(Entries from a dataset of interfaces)
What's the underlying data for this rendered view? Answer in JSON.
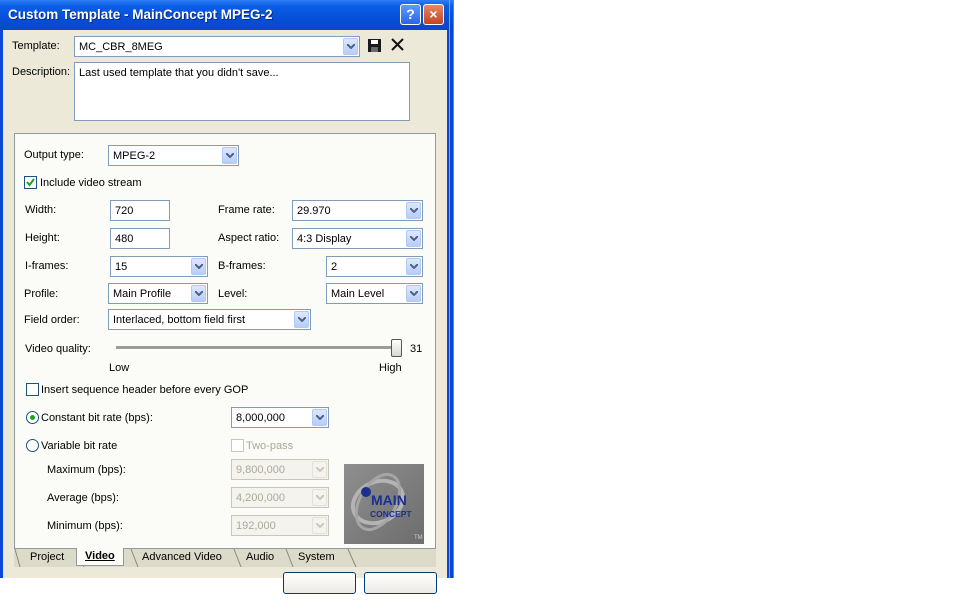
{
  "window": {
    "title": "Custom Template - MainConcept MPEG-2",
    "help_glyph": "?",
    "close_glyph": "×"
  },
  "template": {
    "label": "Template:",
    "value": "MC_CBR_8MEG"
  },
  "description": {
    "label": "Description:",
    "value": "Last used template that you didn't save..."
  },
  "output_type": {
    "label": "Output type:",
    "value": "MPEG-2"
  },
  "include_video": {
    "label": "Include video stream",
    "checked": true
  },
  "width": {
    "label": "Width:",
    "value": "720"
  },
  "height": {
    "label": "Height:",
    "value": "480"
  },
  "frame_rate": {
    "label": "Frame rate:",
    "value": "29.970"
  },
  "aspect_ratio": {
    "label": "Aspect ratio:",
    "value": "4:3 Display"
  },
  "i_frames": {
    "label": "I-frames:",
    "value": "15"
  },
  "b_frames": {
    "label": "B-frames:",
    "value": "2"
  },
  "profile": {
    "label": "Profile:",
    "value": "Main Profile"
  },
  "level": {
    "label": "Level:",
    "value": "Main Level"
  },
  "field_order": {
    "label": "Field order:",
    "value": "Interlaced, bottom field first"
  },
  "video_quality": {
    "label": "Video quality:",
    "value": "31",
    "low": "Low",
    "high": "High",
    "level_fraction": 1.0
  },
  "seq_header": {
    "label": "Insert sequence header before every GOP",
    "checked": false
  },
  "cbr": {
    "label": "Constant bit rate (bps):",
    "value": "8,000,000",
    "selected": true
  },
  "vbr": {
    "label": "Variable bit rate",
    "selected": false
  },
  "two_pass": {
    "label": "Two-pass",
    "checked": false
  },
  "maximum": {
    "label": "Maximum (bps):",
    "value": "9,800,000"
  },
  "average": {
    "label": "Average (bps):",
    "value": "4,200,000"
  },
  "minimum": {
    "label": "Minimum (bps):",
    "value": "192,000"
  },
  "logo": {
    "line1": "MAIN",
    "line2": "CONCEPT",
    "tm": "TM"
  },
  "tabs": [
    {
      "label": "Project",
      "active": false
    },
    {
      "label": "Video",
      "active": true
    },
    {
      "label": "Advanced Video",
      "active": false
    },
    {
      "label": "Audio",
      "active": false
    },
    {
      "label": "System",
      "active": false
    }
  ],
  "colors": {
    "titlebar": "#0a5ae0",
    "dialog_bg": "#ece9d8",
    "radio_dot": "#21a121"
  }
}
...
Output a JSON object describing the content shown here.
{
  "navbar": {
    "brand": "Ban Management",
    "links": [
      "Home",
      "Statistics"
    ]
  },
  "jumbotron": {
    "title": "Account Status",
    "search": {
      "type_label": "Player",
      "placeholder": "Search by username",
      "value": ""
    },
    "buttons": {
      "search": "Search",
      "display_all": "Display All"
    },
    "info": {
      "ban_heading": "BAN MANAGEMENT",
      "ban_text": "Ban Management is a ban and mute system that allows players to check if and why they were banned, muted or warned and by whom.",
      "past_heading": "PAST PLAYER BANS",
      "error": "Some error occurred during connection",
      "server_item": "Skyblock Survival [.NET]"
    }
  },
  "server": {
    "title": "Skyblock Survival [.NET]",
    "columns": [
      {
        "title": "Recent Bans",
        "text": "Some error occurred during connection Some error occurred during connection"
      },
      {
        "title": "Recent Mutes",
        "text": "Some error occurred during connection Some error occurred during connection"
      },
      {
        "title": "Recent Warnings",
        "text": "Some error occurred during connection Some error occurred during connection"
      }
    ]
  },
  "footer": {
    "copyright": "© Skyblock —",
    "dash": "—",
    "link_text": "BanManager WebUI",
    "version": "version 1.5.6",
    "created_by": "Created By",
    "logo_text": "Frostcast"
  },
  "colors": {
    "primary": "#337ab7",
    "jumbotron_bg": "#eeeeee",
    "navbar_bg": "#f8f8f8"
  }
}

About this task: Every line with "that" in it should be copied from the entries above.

Expected answer:
    "value": "Last used template that you didn't save..."
      "ban_text": "Ban Management is a ban and mute system that allows players to check if and why they were banned, muted or warned and by whom.",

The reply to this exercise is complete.